An authority is generally required to give notice that it is interested in privately owned land. An authority will usually enter the land for investigation purposes, temporarily occupy the land or acquire an interest in the land for more permanent needs such as building roads, pipelines or other public infrastructure.

Procedure

In order to commence a compulsory land acquisition, the authority must already have reserved the land under a planning scheme for a public purpose unless an exemption has been obtained. The owner should have been notified and given an opportunity to object to the reservation. Advice from a lawyer or town planning consultant is often required for these purposes.

Once the reservation has been adopted into the planning scheme, the following procedure applies:-
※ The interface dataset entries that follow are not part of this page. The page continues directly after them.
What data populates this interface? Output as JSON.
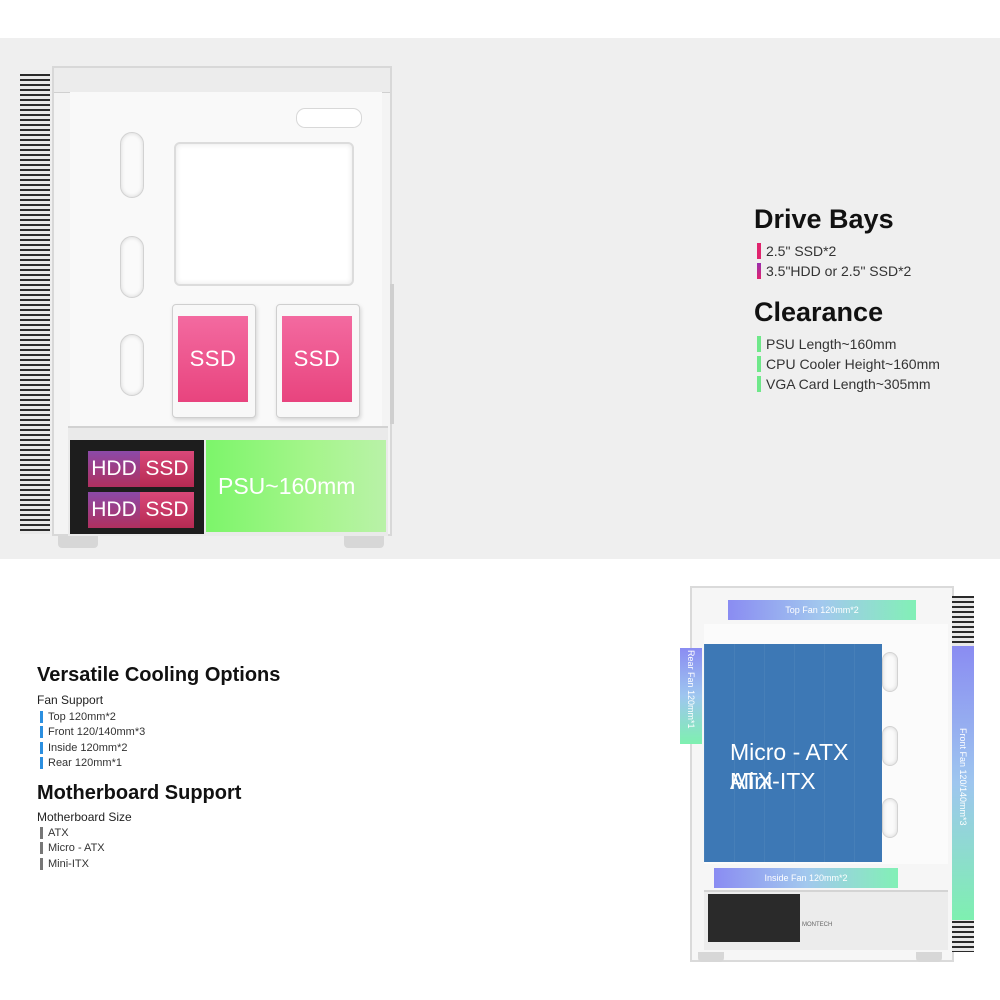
{
  "drive_bays": {
    "title": "Drive Bays",
    "items": [
      {
        "label": "2.5\" SSD*2",
        "color": "#e0246e"
      },
      {
        "label": "3.5\"HDD or 2.5\" SSD*2",
        "color": "#9a2fae"
      }
    ]
  },
  "clearance": {
    "title": "Clearance",
    "items": [
      {
        "label": "PSU Length~160mm",
        "color": "#6fe88a"
      },
      {
        "label": "CPU Cooler Height~160mm",
        "color": "#6fe88a"
      },
      {
        "label": "VGA Card Length~305mm",
        "color": "#6fe88a"
      }
    ]
  },
  "case_rear_view": {
    "ssd_label_1": "SSD",
    "ssd_label_2": "SSD",
    "hdd_label_1": "HDD",
    "ssd_label_3": "SSD",
    "hdd_label_2": "HDD",
    "ssd_label_4": "SSD",
    "psu_label": "PSU~160mm"
  },
  "cooling": {
    "title": "Versatile Cooling Options",
    "subtitle": "Fan Support",
    "items": [
      {
        "label": "Top 120mm*2",
        "color": "#2b8fe0"
      },
      {
        "label": "Front 120/140mm*3",
        "color": "#2b8fe0"
      },
      {
        "label": "Inside 120mm*2",
        "color": "#2b8fe0"
      },
      {
        "label": "Rear 120mm*1",
        "color": "#2b8fe0"
      }
    ]
  },
  "motherboard": {
    "title": "Motherboard Support",
    "subtitle": "Motherboard Size",
    "items": [
      {
        "label": "ATX",
        "color": "#777777"
      },
      {
        "label": "Micro - ATX",
        "color": "#777777"
      },
      {
        "label": "Mini-ITX",
        "color": "#777777"
      }
    ]
  },
  "case_front_view": {
    "top_fan": "Top Fan 120mm*2",
    "rear_fan": "Rear Fan 120mm*1",
    "front_fan": "Front Fan 120/140mm*3",
    "inside_fan": "Inside Fan 120mm*2",
    "mb_line1": "ATX",
    "mb_line2": "Micro - ATX",
    "mb_line3": "Mini-ITX",
    "brand": "MONTECH"
  }
}
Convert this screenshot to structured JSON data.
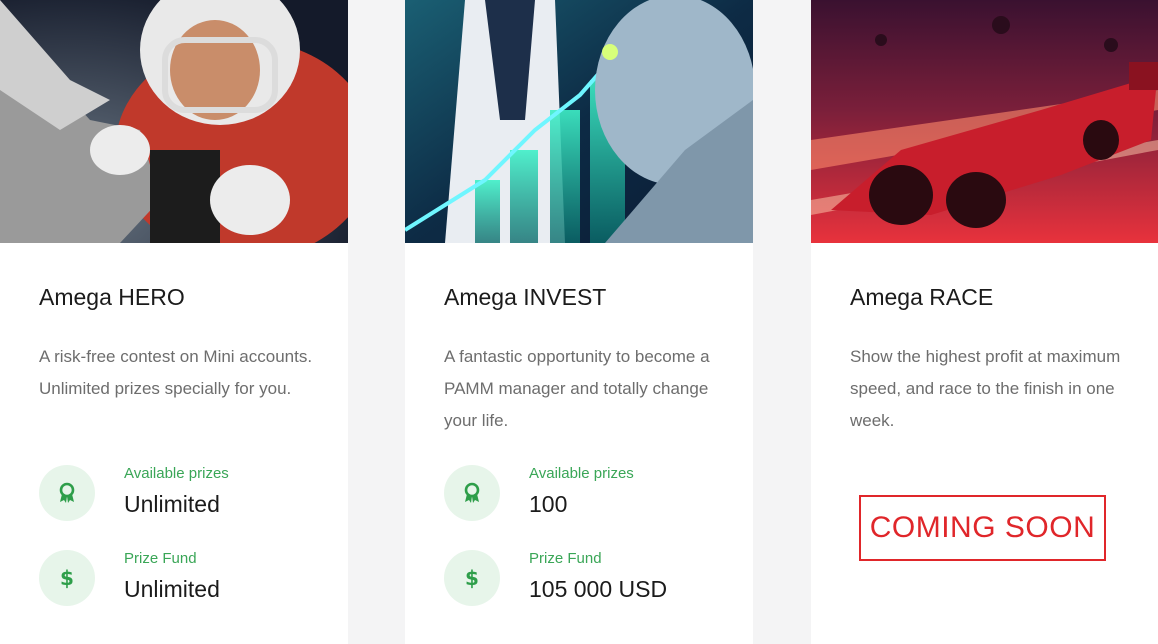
{
  "cards": [
    {
      "title": "Amega HERO",
      "description": "A risk-free contest on Mini accounts. Unlimited prizes specially for you.",
      "stats": [
        {
          "label": "Available prizes",
          "value": "Unlimited",
          "icon": "award-icon"
        },
        {
          "label": "Prize Fund",
          "value": "Unlimited",
          "icon": "dollar-icon"
        }
      ]
    },
    {
      "title": "Amega INVEST",
      "description": "A fantastic opportunity to become a PAMM manager and totally change your life.",
      "stats": [
        {
          "label": "Available prizes",
          "value": "100",
          "icon": "award-icon"
        },
        {
          "label": "Prize Fund",
          "value": "105 000 USD",
          "icon": "dollar-icon"
        }
      ]
    },
    {
      "title": "Amega RACE",
      "description": "Show the highest profit at maximum speed, and race to the finish in one week.",
      "badge": "COMING SOON"
    }
  ],
  "colors": {
    "accent_green": "#3aa657",
    "icon_bg": "#e7f5ea",
    "coming_soon_red": "#e0262a",
    "page_bg": "#f4f4f5"
  }
}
  • The authority notifies the owner of its intention to acquire a specified interest in, or part of, the land by delivering a document entitled "Notice of Intention to Acquire".
  • No earlier than two months, nor later than six months, after delivering the Notice of Intention to Acquire, the authority may acquire the interest by publishing a notice in the Victoria Government Gazette entitled "Notice of Acquisition". This vests the interest in the authority without the need for the owner to sign any transfer documents.

Compensation

  • Within 14 days of publishing the Notice of Acquisition, the authority must serve a copy of the Notice of Acquisition on the owner and make an offer of compensation. The offer is generally based on the effect of the compulsory land acquisition on the market value of the land and may include allowances for other matters such as severance, disturbance, professional expenses necessarily incurred, special value and solatium.  These heads of claim can lead to markedly different outcomes from claim to claim.  Advice tailored to individual circumstances is essential.
  • If the initial offer of compensation made by an acquiring authority exceeds $5,000, the owner may request that the authority advance the amount offered without prejudicing the claim.  The authority must then pay the advance within one month. The owner continues with the compensation claim.
  • If the compensation claim cannot be settled in accordance with the settlement procedures of the Land Acquisition and Compensation Act 1986, there is provision for referral of the disputed claim to be determined by the Victorian Civil & Administrative Tribunal or the Supreme Court.

If you seek further advice or wish to retain our firm, please see our Enquiry & Instruction page

If you would like more comprehensive advice on compulsory land acquisition, we invite you to visit our specialised website at www.compulsorylandacquisition.com.au/.